Technology and Building Managers
With all the distractions of the past few weeks, let us get back to focusing on things we can actually control. I have written and spoken about the process of building and becoming a manager many times. Becoming a manager can be, and usually is, a profound personal transformation. I do not say this lightly.
But before I begin this rant, let me note that I am not some modern day Luddite. I have started 2 high-tech companies (the first in 1980) and have a fairly good understanding of many technologies at a high level. I was on the Internet before there was much of an Internet to be on. That said, I firmly believe technology, specifically communication technology is seriously impairing the development of quality managers in all industries, all across this great country. Well actually it’s not the technology that does this, it is what the technology allows and how many choose to use it.
I thought of this again as I sat at the recent NBWA Legislative Convention… watching owners and GMs almost constantly emailing their companies… always calling the office. Responding to this or that emergency. Oh but wait, were they actually responding to any emergency? Or were they simply in almost constant contact with their offices? We all know the answer… in about 99.9% of the cases they were simply in constant contact with their offices. I’m certain in most cases this is the same process that occurs when they are in their offices.
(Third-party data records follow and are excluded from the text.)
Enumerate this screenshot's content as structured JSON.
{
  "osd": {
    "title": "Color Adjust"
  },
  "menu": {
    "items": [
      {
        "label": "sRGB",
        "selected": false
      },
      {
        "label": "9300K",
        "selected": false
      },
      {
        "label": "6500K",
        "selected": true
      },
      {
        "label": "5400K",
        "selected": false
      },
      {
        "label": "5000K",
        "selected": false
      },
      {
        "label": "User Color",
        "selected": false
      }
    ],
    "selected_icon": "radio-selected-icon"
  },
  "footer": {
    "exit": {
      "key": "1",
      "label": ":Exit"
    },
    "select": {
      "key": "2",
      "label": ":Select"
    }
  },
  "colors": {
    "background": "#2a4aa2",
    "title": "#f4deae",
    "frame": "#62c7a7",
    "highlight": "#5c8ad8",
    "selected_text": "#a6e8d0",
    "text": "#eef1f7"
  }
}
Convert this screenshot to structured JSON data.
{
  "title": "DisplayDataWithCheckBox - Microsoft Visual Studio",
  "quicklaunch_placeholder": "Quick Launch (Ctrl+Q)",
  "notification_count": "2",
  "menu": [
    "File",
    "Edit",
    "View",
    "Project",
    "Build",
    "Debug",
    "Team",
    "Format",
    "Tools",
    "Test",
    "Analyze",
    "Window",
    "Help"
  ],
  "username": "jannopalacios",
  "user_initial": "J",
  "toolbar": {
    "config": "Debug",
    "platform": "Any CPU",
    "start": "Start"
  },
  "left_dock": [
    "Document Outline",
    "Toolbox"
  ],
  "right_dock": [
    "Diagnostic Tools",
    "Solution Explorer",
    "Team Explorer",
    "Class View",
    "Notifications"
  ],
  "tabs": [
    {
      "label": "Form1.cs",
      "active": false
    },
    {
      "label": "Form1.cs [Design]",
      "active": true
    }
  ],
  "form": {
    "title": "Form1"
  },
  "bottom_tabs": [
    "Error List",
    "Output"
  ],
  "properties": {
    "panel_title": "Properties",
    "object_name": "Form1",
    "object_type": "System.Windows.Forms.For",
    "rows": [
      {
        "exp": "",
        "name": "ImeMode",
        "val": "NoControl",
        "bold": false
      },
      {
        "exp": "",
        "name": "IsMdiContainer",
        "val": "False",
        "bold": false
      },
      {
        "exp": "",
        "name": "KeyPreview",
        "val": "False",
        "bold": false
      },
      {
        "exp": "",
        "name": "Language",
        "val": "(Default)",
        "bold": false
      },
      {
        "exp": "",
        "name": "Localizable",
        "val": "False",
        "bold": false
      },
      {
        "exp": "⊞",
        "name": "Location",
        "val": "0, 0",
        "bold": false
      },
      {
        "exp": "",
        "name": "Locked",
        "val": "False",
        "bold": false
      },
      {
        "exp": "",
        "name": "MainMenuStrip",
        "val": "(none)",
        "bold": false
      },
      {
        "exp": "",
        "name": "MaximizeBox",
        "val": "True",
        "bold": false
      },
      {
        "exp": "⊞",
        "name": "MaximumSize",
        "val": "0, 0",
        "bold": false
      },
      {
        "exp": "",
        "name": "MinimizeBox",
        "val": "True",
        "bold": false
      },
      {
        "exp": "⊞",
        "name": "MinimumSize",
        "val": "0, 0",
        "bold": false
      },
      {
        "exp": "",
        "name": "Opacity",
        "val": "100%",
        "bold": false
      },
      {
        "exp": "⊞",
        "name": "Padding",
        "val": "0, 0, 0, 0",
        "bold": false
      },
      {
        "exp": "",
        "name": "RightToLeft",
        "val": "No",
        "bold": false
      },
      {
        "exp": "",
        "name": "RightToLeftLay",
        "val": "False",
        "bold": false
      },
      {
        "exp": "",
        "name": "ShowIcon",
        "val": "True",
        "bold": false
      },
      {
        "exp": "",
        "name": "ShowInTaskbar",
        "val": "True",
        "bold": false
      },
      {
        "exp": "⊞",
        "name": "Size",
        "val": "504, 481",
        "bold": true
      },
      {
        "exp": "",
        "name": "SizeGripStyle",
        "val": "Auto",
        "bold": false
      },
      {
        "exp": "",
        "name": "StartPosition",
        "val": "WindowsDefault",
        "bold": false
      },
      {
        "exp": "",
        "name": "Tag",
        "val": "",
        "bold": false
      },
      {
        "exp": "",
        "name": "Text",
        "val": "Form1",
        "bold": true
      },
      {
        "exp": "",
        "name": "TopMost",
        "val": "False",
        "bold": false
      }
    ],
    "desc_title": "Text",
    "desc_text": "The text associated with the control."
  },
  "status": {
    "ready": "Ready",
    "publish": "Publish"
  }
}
This might help them feel warm and fuzzy that all is well and that they are running the show but what does it do to the growth and nurturing of quality managers? This immediate and all pervasive ability to communicate often destroys management growth. In far too many cases, managers never make any decisions (at least any halfway significant ones)… they simply call the boss and the boss tells them what to do. In far too many cases, all decisions flow up to one or two people… not because they need too but just because they can. Generally this was never a conscious decision, it just happened because the technology allowed it to happen. But it wasn’t that way in the past.
Well my firm belief is to make a conscious decision and decide if this type of management process is best for both the short- and long-term success of your business. If the top dog makes every decision how will managers grow? How will they learn? There is a general rule in snow skiing… if you aren’t falling at least a little, you aren’t learning. We often learn much more from our mistakes than from our successes. And I want my managers and supervisors learning and growing by making small, little mistakes… so that when they have moved up the organizational ladder and are charged with making significant decisions, they are ready, they are seasoned... they understand the process of analyzing situations and quickly arriving at a sound decision. For this to happen, you must let them make decisions and accept that some decisions will be mistakes. – but let’s not get too carried away with the concept of mistakes… is every decision you make a winner every time? I doubt it ;-)
How will you be able to discover who is a better manager if they never get the chance to manage? Instead you fill your organization with higher and higher paid individual performers… all filling a job position which supposedly calls for management skills. Unless you are in high-end sales (or pro sports), strong individual performers are only worth so much… they earn their serious pay when they become managers and leverage their skills and spread their magic throughout the organization… when they achieve their goals by working through others. That’s what makes a $70K plus person worth $70K (or $100K or whatever).
And the flip side of this situation is that not allowing supervisors and managers to actually manage can be extremely un-motivating. Not every employee will give a damn about their job but the vast majority will… give them proper motivation, treat them well. People are social beings and like to be on a team… help them join your team. But often bad management beats them down until they just don’t give a damn. You don’t want your quality managers taking that attitude… saying “they don’t let me manage anyhow, so when they tell me what to do I’ll do it”. Letting people make decisions, throughout your organization, also helps build employee buy-in and ownership… two important features for any dynamic company.
But for actual management to occur throughout your organization, you have to let it occur… or in some cases even force it. Just because recent technology advances allow something does not necessarily mean it should be used in that fashion. And the glaring disconnect is that we are often in this constant phone/email communication frenzy while at the same time complaining about how swamped we are by constant phone calls and an avalanche of emails. As Pogo said… “we have met the enemy and he is us” Make a conscious decision to end it. Make a conscious decision to let (or force) your management team to make decisions. Not “bet the farm” decisions but decisions. Let them learn… let them succeed and let them fail… then your job becomes one of helping them grow, not making decisions for them. Helping grow better managers (and identifying the best managers for promotion and further growth) can have a profound affect on your organization… don’t unknowingly let technology damage this process simply because it exists.
Next post… more on management and technology